Since it is designed for lower-complexity applications, the Cortex-M0+ supports a limited baseline of features. These include:
- 2-stage pipeline
- Up to 16 interrupt channels
- NVIC with 2 priority bits
- SYSTICK timer
- Debug through SWD interface
- Thumb instruction set
The Cortex-M4 includes these features as well, but also adds many advanced capabilities like:
- 3-stage pipeline
- Up to 240 interrupt channels
- NVIC with 8 priority bits
- MPU with 8 regions
- Memory protection unit
- Embedded trace macrocell
- Data and instruction caches
- Single and double precision FPU (optional)
- DSP extensions
- Wake-up interrupt controller
- Memory protection unit
This allows the Cortex-M4 to take on much more complex tasks compared to the simpler M0+ core.
Power efficiency is one of the major advantages of the Cortex-M0+ over the M4. The M0+ operates at lower voltages (1.65-3.6V) and draws less active and sleep mode current than the Cortex-M4. Typical current draw for the M0+ is about 30% lower than comparable M4 configurations.
Lower power consumption makes the M0+ preferable for battery-powered and energy-harvesting applications. It is commonly used in wireless IoT edge nodes and ultra low-power sensor devices. The Cortex-M4 trades off some power efficiency for higher performance.
Use Case Differences
The Cortex-M0+ is aimed at simple, cost-sensitive embedded applications where resources are very constrained. Typical use cases include:
- Low-throughput wireless sensor nodes
- Basic wearable devices
- Low-power actuators and controls
- Simple home automation devices
- Basic motor controls

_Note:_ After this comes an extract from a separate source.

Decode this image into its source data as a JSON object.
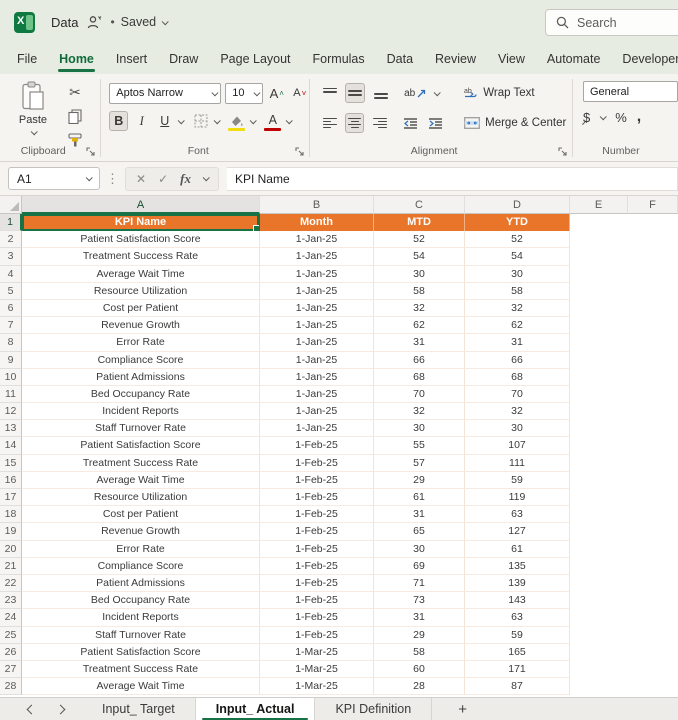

- Low-end embedded applications
The Cortex-M4 targets more demanding embedded real-time applications such as:
- Industrial automation and process control
- Automotive systems

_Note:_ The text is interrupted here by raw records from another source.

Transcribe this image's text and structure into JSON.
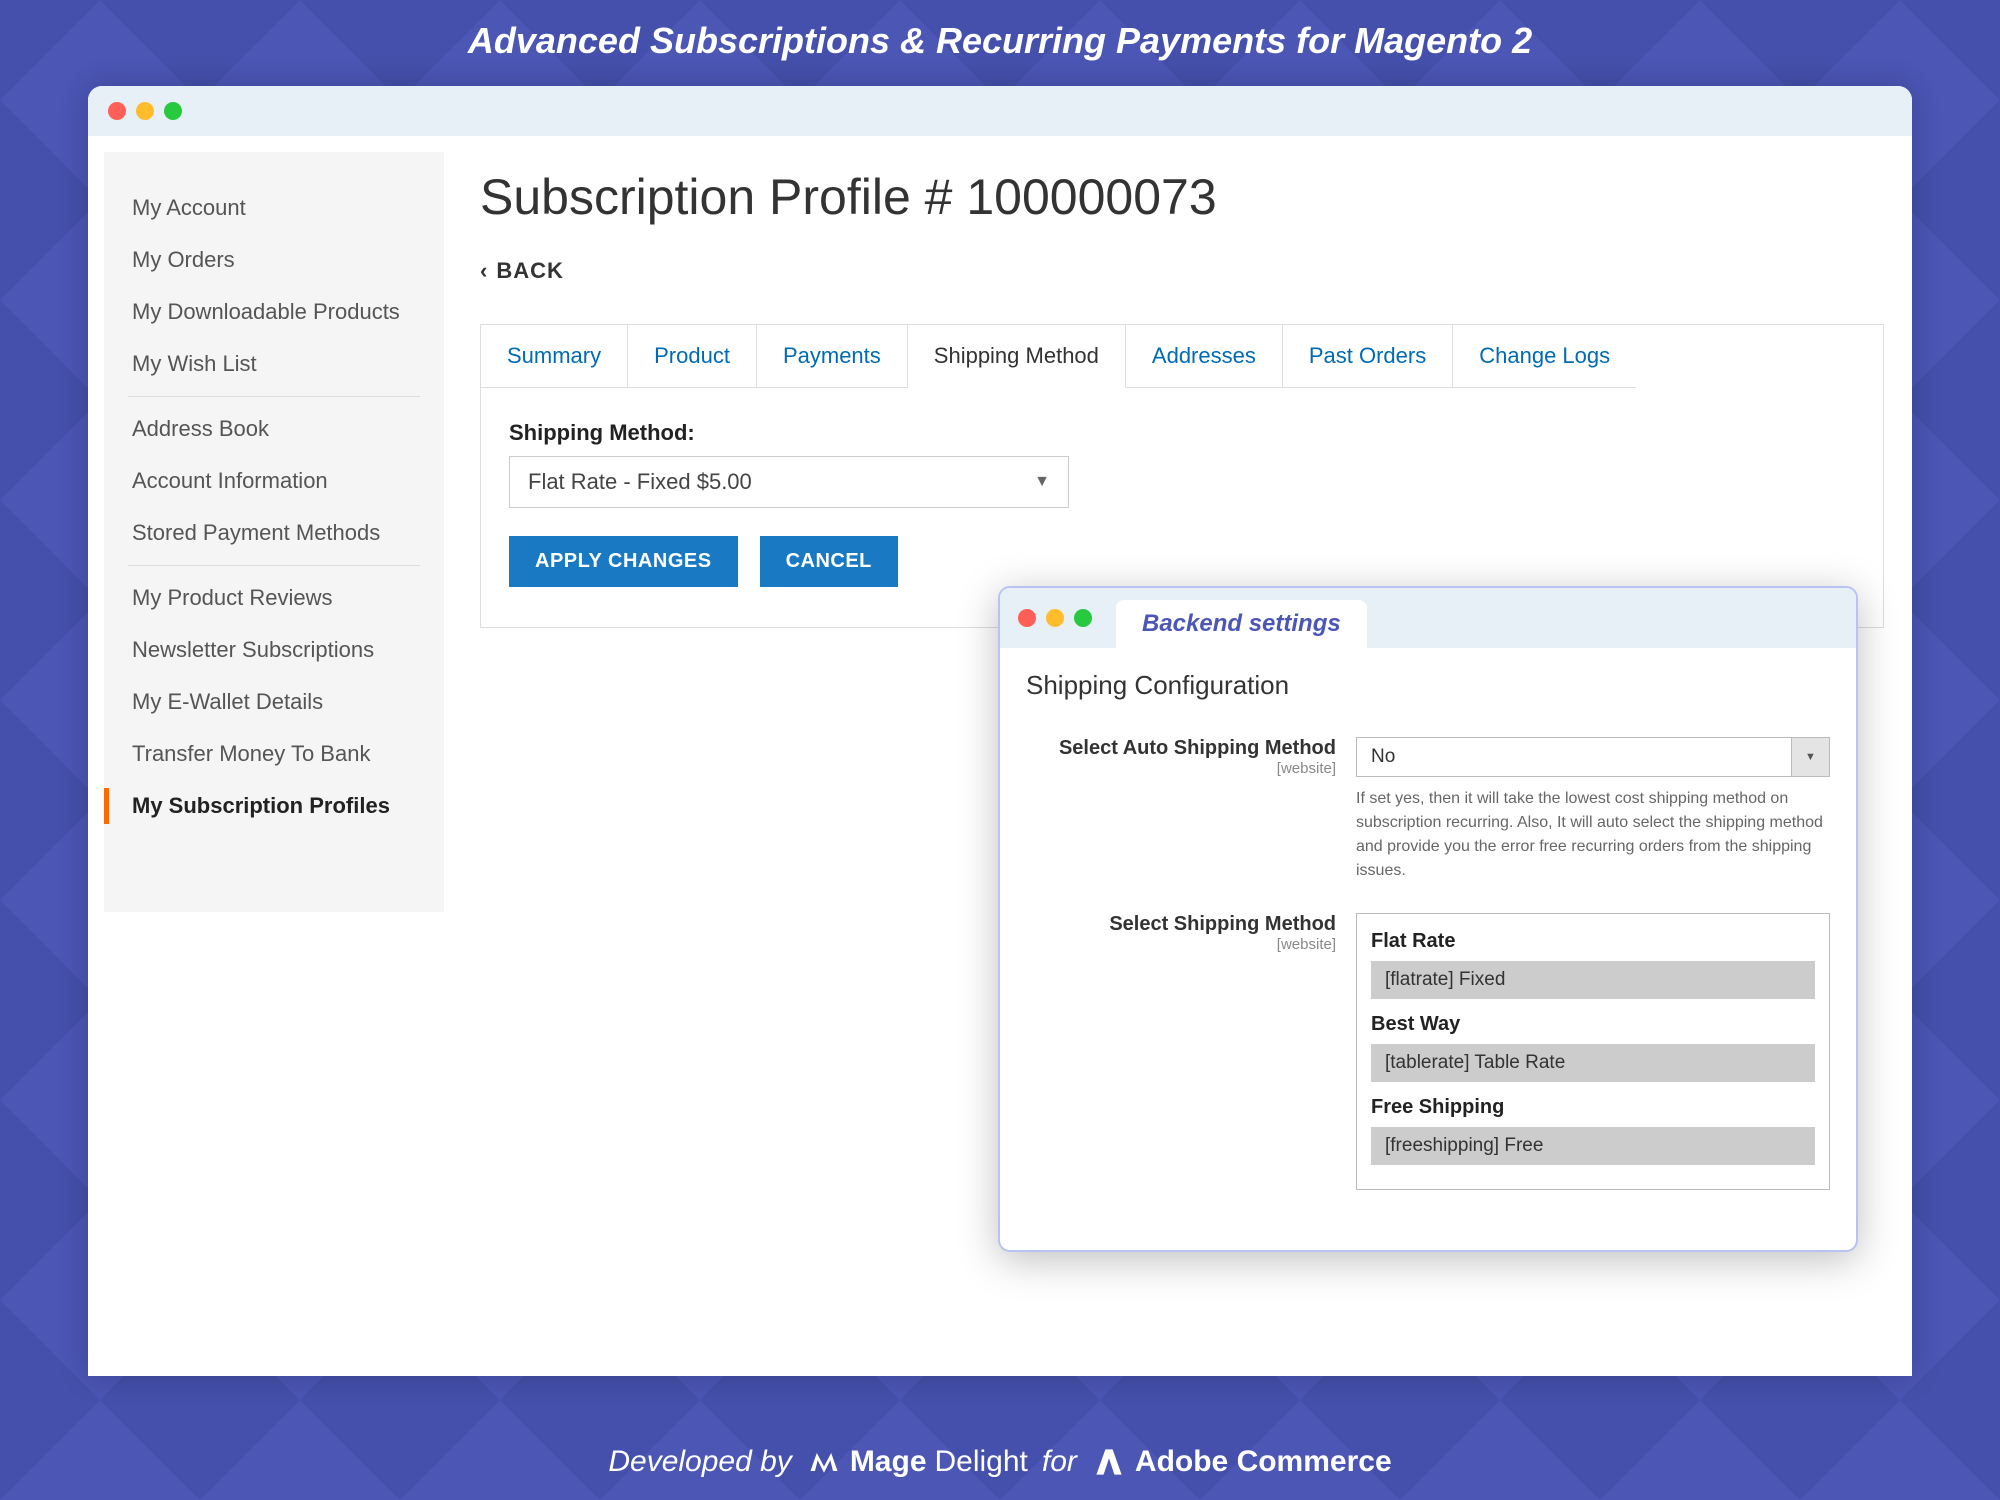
{
  "banner": "Advanced Subscriptions & Recurring Payments for Magento 2",
  "sidebar": {
    "groups": [
      [
        "My Account",
        "My Orders",
        "My Downloadable Products",
        "My Wish List"
      ],
      [
        "Address Book",
        "Account Information",
        "Stored Payment Methods"
      ],
      [
        "My Product Reviews",
        "Newsletter Subscriptions",
        "My E-Wallet Details",
        "Transfer Money To Bank",
        "My Subscription Profiles"
      ]
    ],
    "active": "My Subscription Profiles"
  },
  "page": {
    "title": "Subscription Profile # 100000073",
    "back": "BACK"
  },
  "tabs": [
    "Summary",
    "Product",
    "Payments",
    "Shipping Method",
    "Addresses",
    "Past Orders",
    "Change Logs"
  ],
  "active_tab": "Shipping Method",
  "shipping": {
    "label": "Shipping Method:",
    "value": "Flat Rate - Fixed $5.00",
    "apply": "APPLY CHANGES",
    "cancel": "CANCEL"
  },
  "backend": {
    "title": "Backend settings",
    "heading": "Shipping Configuration",
    "auto": {
      "label": "Select Auto Shipping Method",
      "scope": "[website]",
      "value": "No",
      "help": "If set yes, then it will take the lowest cost shipping method on subscription recurring. Also, It will auto select the shipping method and provide you the error free recurring orders from the shipping issues."
    },
    "select_method": {
      "label": "Select Shipping Method",
      "scope": "[website]",
      "groups": [
        {
          "title": "Flat Rate",
          "option": "[flatrate] Fixed"
        },
        {
          "title": "Best Way",
          "option": "[tablerate] Table Rate"
        },
        {
          "title": "Free Shipping",
          "option": "[freeshipping] Free"
        }
      ]
    }
  },
  "footer": {
    "developed": "Developed by",
    "brand1a": "Mage",
    "brand1b": "Delight",
    "for": "for",
    "brand2": "Adobe Commerce"
  }
}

- Advanced wearables and IoT devices
- Networking and connectivity products
- Digital signal control and motor control
- Computer vision
- Machine learning inferencing

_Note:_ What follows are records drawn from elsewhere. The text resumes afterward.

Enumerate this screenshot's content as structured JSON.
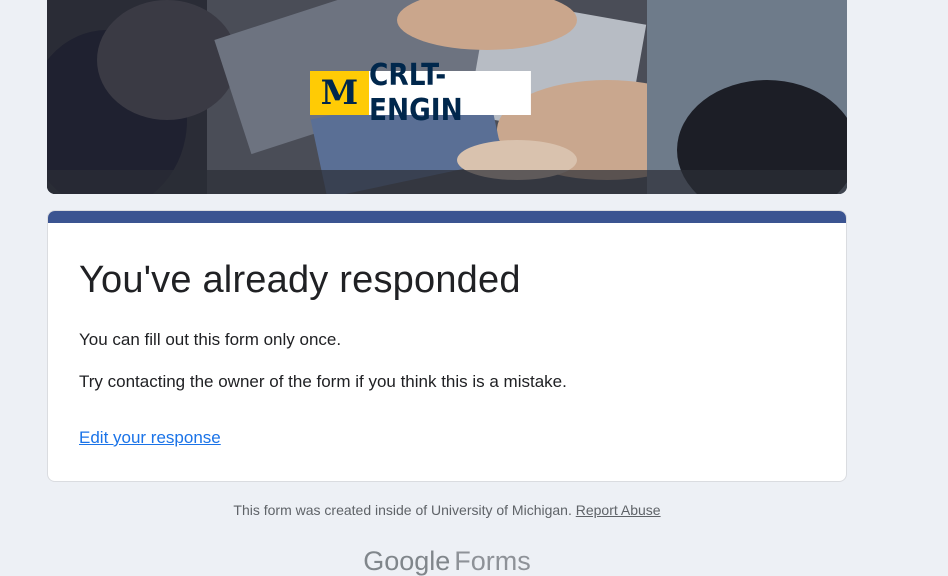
{
  "banner": {
    "logo_mark": "M",
    "logo_text": "CRLT-ENGIN",
    "colors": {
      "maize": "#ffcb05",
      "blue": "#00274c"
    }
  },
  "card": {
    "accent_color": "#3b5491",
    "title": "You've already responded",
    "line1": "You can fill out this form only once.",
    "line2": "Try contacting the owner of the form if you think this is a mistake.",
    "edit_link": "Edit your response"
  },
  "footer": {
    "text": "This form was created inside of University of Michigan.",
    "report_abuse": "Report Abuse"
  },
  "brand": {
    "google": "Google",
    "forms": "Forms"
  }
}
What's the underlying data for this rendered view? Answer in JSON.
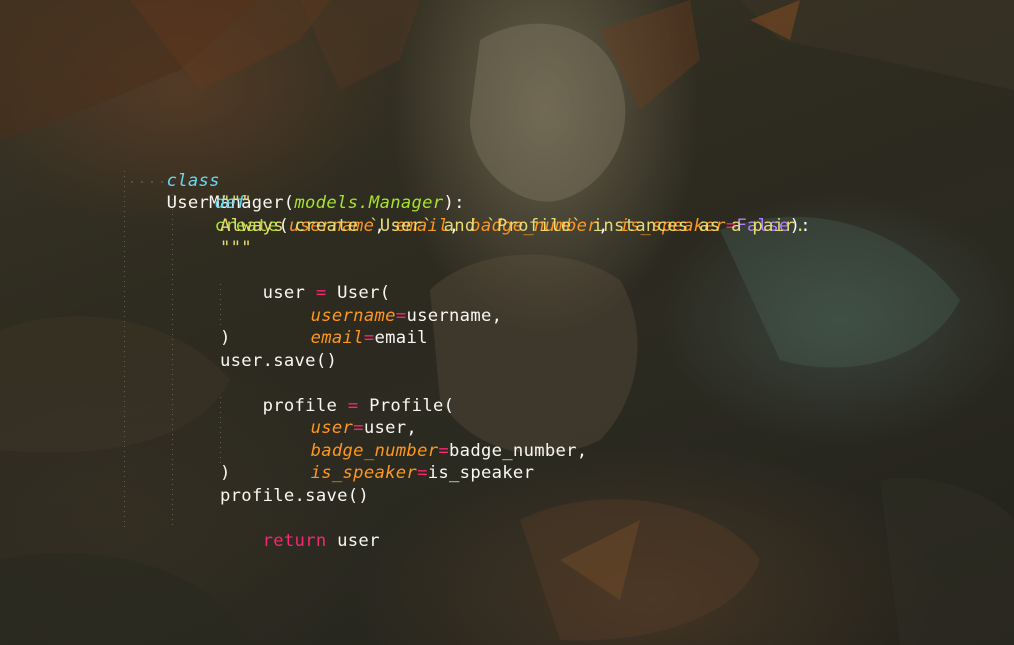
{
  "code": {
    "line1": {
      "kw": "class",
      "name": "UserManager",
      "open": "(",
      "base": "models.Manager",
      "close": "):"
    },
    "line2": {
      "kw": "def",
      "fname": "create",
      "open": "(",
      "p1": "username",
      "sep1": ", ",
      "p2": "email",
      "sep2": ", ",
      "p3": "badge_number",
      "sep3": ", ",
      "p4": "is_speaker",
      "eq": "=",
      "default": "False",
      "close": "):"
    },
    "line3": {
      "text": "\"\"\""
    },
    "line4": {
      "text": "Always create `User` and `Profile` instances as a pair."
    },
    "line5": {
      "text": "\"\"\""
    },
    "line6": {
      "var": "user",
      "eq": " = ",
      "call": "User("
    },
    "line7": {
      "key": "username",
      "eq": "=",
      "val": "username,"
    },
    "line8": {
      "key": "email",
      "eq": "=",
      "val": "email"
    },
    "line9": {
      "text": ")"
    },
    "line10": {
      "text": "user.save()"
    },
    "line11": {
      "var": "profile",
      "eq": " = ",
      "call": "Profile("
    },
    "line12": {
      "key": "user",
      "eq": "=",
      "val": "user,"
    },
    "line13": {
      "key": "badge_number",
      "eq": "=",
      "val": "badge_number,"
    },
    "line14": {
      "key": "is_speaker",
      "eq": "=",
      "val": "is_speaker"
    },
    "line15": {
      "text": ")"
    },
    "line16": {
      "text": "profile.save()"
    },
    "line17": {
      "kw": "return",
      "val": " user"
    }
  },
  "colors": {
    "keyword": "#66d9ef",
    "function": "#a6e22e",
    "parameter": "#fd971f",
    "operator": "#f92672",
    "constant": "#ae81ff",
    "string": "#e6db74",
    "text": "#f8f8f2"
  }
}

The Cortex-M4 is also commonly used in microcontroller development boards and other prototypes that require high performance.
Development Ecosystem Differences
Both the Cortex-M0+ and M4 are supported by extensive development ecosystems including a wide range of development boards, IDEs, RTOSes, debug probes, code libraries, and other tools. However, the Cortex-M4 tends to have a richer ecosystem with more advanced tools and support for its enhanced capabilities.
The Cortex-M0+ is often used with low-cost IDEs and code development can often be done directly on the microcontroller. The Cortex-M4 applications will more commonly leverage advanced IDEs, debuggers, emulators, logic analyzers, and RTOSes for complex, real-time application development and debugging.
Due to its smaller die area and simpler design, the Cortex-M0+ tends to be lower cost than the Cortex-M4 in terms of licensing and manufacturing. Cortex-M0+ microcontrollers often cost 50-70% less than Cortex-M4 MCUs with comparable specs and peripherals. The lower cost makes the M0+ attractive for very cost-sensitive applications.
- The Cortex-M0+ is a basic 32-bit core for simple embedded applications, while the Cortex-M4 is more advanced for complex embedded real-time applications.
- The M4 has a longer pipeline, higher clocks speeds, floating point unit, caches, and more advanced features.
- Performance is substantially better on the M4, up to 2x or more than the M0+ clock-for-clock.
- The M0+ focuses on low power and cost, while the M4 optimizes for performance.
- The M4 has a much richer development ecosystem for complex applications.
- The Cortex-M0+ is the entry-level ARM core, while the M4 is suited for demanding applications.
In choosing between them, the Cortex-M0+ makes sense for basic cost-sensitive applications where resources are tight and low power operation is critical. For more complex embedded and IoT applications requiring higher performance, the Cortex-M4 is better suited to meet those needs.